About this exercise
The records below must be written out exactly, with every picture left behind.

The data
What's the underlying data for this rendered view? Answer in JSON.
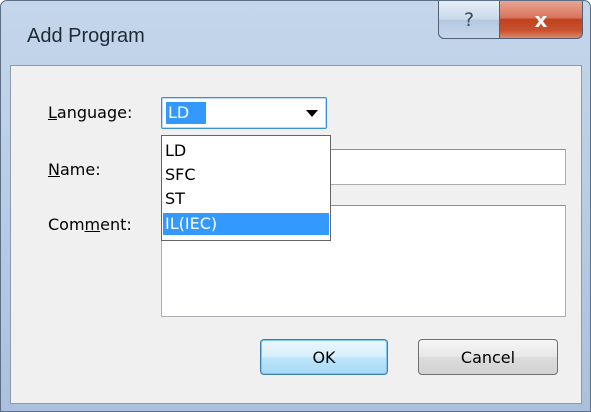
{
  "window": {
    "title": "Add Program",
    "help_glyph": "?",
    "close_glyph": "x"
  },
  "form": {
    "language_label_ul": "L",
    "language_label_rest": "anguage:",
    "name_label_ul": "N",
    "name_label_rest": "ame:",
    "comment_label_pre": "Com",
    "comment_label_ul": "m",
    "comment_label_post": "ent:",
    "language_selected": "LD",
    "name_value": "",
    "comment_value": ""
  },
  "dropdown": {
    "options": [
      "LD",
      "SFC",
      "ST",
      "IL(IEC)"
    ],
    "highlighted_index": 3
  },
  "buttons": {
    "ok_label": "OK",
    "cancel_label": "Cancel"
  },
  "colors": {
    "selection": "#3399ff",
    "close_button": "#c1411f",
    "frame": "#b9cde5"
  }
}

Exercise result
What's the underlying data for this rendered view? Answer in JSON.
{
  "window": {
    "title": "Add Program",
    "help_glyph": "?",
    "close_glyph": "x"
  },
  "form": {
    "language_label_ul": "L",
    "language_label_rest": "anguage:",
    "name_label_ul": "N",
    "name_label_rest": "ame:",
    "comment_label_pre": "Com",
    "comment_label_ul": "m",
    "comment_label_post": "ent:",
    "language_selected": "LD",
    "name_value": "",
    "comment_value": ""
  },
  "dropdown": {
    "options": [
      "LD",
      "SFC",
      "ST",
      "IL(IEC)"
    ],
    "highlighted_index": 3
  },
  "buttons": {
    "ok_label": "OK",
    "cancel_label": "Cancel"
  },
  "colors": {
    "selection": "#3399ff",
    "close_button": "#c1411f",
    "frame": "#b9cde5"
  }
}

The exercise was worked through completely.